Data provided:
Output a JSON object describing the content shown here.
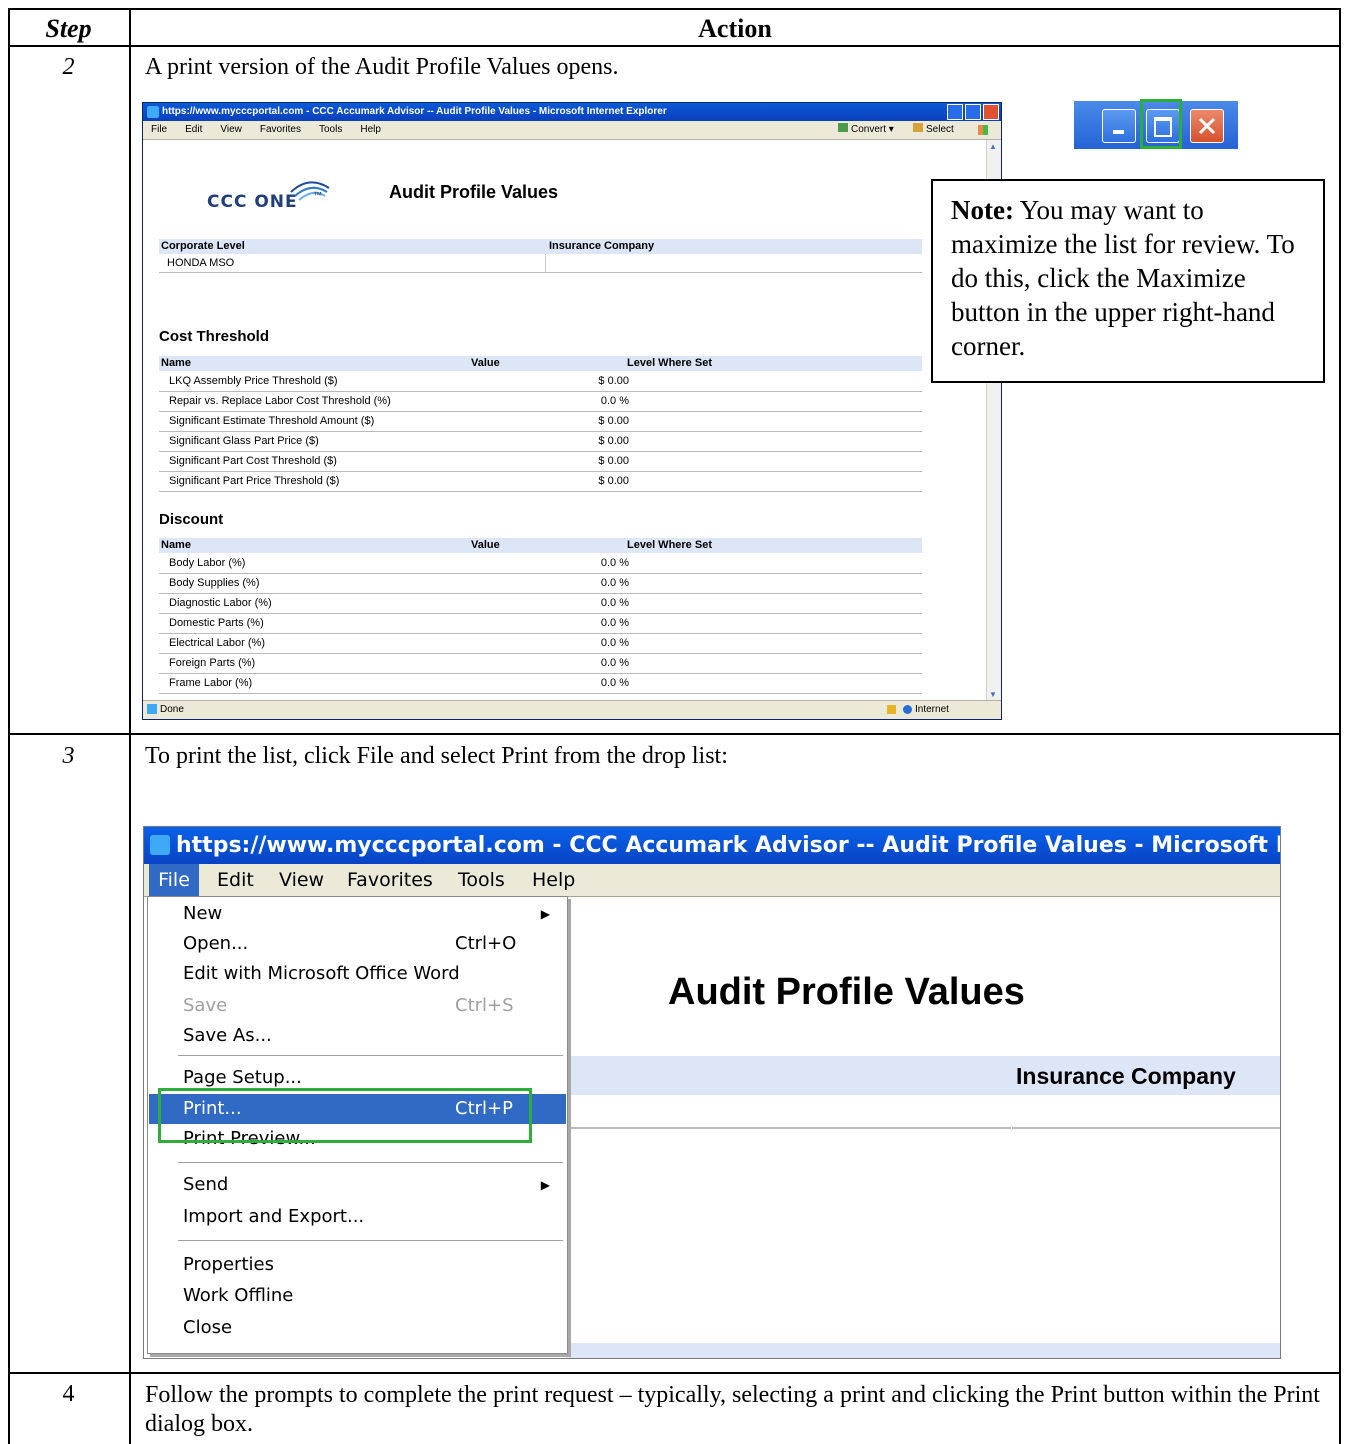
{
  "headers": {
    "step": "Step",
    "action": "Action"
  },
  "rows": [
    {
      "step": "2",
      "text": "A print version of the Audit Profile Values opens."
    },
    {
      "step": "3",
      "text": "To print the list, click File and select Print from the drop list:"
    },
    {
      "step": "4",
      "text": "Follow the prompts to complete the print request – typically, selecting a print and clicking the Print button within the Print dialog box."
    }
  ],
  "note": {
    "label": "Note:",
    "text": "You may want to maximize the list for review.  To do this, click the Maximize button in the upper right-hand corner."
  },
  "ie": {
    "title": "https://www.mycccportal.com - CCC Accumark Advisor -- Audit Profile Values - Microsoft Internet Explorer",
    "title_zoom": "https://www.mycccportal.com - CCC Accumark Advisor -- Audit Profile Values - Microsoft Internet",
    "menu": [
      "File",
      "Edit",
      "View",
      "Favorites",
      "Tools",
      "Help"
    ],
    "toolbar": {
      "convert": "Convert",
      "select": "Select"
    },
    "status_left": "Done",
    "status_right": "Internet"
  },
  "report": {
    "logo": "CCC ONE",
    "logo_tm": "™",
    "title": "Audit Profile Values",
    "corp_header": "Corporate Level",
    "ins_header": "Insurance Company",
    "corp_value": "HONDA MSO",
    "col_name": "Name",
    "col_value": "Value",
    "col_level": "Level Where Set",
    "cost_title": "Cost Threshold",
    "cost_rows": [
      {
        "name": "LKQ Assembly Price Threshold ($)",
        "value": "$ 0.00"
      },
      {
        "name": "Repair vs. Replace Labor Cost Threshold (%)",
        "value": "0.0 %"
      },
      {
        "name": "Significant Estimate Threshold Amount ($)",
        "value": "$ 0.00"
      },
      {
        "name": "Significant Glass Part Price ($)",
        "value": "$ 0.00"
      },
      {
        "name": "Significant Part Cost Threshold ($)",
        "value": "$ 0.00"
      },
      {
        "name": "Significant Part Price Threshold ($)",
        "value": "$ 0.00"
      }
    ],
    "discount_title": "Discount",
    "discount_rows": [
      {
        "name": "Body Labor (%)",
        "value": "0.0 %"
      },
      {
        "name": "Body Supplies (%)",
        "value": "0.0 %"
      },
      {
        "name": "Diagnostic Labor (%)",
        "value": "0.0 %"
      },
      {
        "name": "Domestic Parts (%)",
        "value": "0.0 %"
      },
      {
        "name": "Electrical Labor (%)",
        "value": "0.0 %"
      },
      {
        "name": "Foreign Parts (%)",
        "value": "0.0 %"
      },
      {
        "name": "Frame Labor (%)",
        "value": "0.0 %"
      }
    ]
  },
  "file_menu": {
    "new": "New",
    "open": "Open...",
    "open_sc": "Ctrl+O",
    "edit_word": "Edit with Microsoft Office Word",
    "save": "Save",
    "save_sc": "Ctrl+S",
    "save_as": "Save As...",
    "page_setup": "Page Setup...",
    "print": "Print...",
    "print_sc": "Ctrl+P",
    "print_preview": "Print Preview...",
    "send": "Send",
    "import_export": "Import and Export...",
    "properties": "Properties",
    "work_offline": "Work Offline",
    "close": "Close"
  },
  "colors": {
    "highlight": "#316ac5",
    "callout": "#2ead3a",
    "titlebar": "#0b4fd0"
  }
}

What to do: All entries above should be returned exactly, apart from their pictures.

Expected answer:
Output a JSON object describing the content shown here.
{
  "headers": {
    "step": "Step",
    "action": "Action"
  },
  "rows": [
    {
      "step": "2",
      "text": "A print version of the Audit Profile Values opens."
    },
    {
      "step": "3",
      "text": "To print the list, click File and select Print from the drop list:"
    },
    {
      "step": "4",
      "text": "Follow the prompts to complete the print request – typically, selecting a print and clicking the Print button within the Print dialog box."
    }
  ],
  "note": {
    "label": "Note:",
    "text": "You may want to maximize the list for review.  To do this, click the Maximize button in the upper right-hand corner."
  },
  "ie": {
    "title": "https://www.mycccportal.com - CCC Accumark Advisor -- Audit Profile Values - Microsoft Internet Explorer",
    "title_zoom": "https://www.mycccportal.com - CCC Accumark Advisor -- Audit Profile Values - Microsoft Internet",
    "menu": [
      "File",
      "Edit",
      "View",
      "Favorites",
      "Tools",
      "Help"
    ],
    "toolbar": {
      "convert": "Convert",
      "select": "Select"
    },
    "status_left": "Done",
    "status_right": "Internet"
  },
  "report": {
    "logo": "CCC ONE",
    "logo_tm": "™",
    "title": "Audit Profile Values",
    "corp_header": "Corporate Level",
    "ins_header": "Insurance Company",
    "corp_value": "HONDA MSO",
    "col_name": "Name",
    "col_value": "Value",
    "col_level": "Level Where Set",
    "cost_title": "Cost Threshold",
    "cost_rows": [
      {
        "name": "LKQ Assembly Price Threshold ($)",
        "value": "$ 0.00"
      },
      {
        "name": "Repair vs. Replace Labor Cost Threshold (%)",
        "value": "0.0 %"
      },
      {
        "name": "Significant Estimate Threshold Amount ($)",
        "value": "$ 0.00"
      },
      {
        "name": "Significant Glass Part Price ($)",
        "value": "$ 0.00"
      },
      {
        "name": "Significant Part Cost Threshold ($)",
        "value": "$ 0.00"
      },
      {
        "name": "Significant Part Price Threshold ($)",
        "value": "$ 0.00"
      }
    ],
    "discount_title": "Discount",
    "discount_rows": [
      {
        "name": "Body Labor (%)",
        "value": "0.0 %"
      },
      {
        "name": "Body Supplies (%)",
        "value": "0.0 %"
      },
      {
        "name": "Diagnostic Labor (%)",
        "value": "0.0 %"
      },
      {
        "name": "Domestic Parts (%)",
        "value": "0.0 %"
      },
      {
        "name": "Electrical Labor (%)",
        "value": "0.0 %"
      },
      {
        "name": "Foreign Parts (%)",
        "value": "0.0 %"
      },
      {
        "name": "Frame Labor (%)",
        "value": "0.0 %"
      }
    ]
  },
  "file_menu": {
    "new": "New",
    "open": "Open...",
    "open_sc": "Ctrl+O",
    "edit_word": "Edit with Microsoft Office Word",
    "save": "Save",
    "save_sc": "Ctrl+S",
    "save_as": "Save As...",
    "page_setup": "Page Setup...",
    "print": "Print...",
    "print_sc": "Ctrl+P",
    "print_preview": "Print Preview...",
    "send": "Send",
    "import_export": "Import and Export...",
    "properties": "Properties",
    "work_offline": "Work Offline",
    "close": "Close"
  },
  "colors": {
    "highlight": "#316ac5",
    "callout": "#2ead3a",
    "titlebar": "#0b4fd0"
  }
}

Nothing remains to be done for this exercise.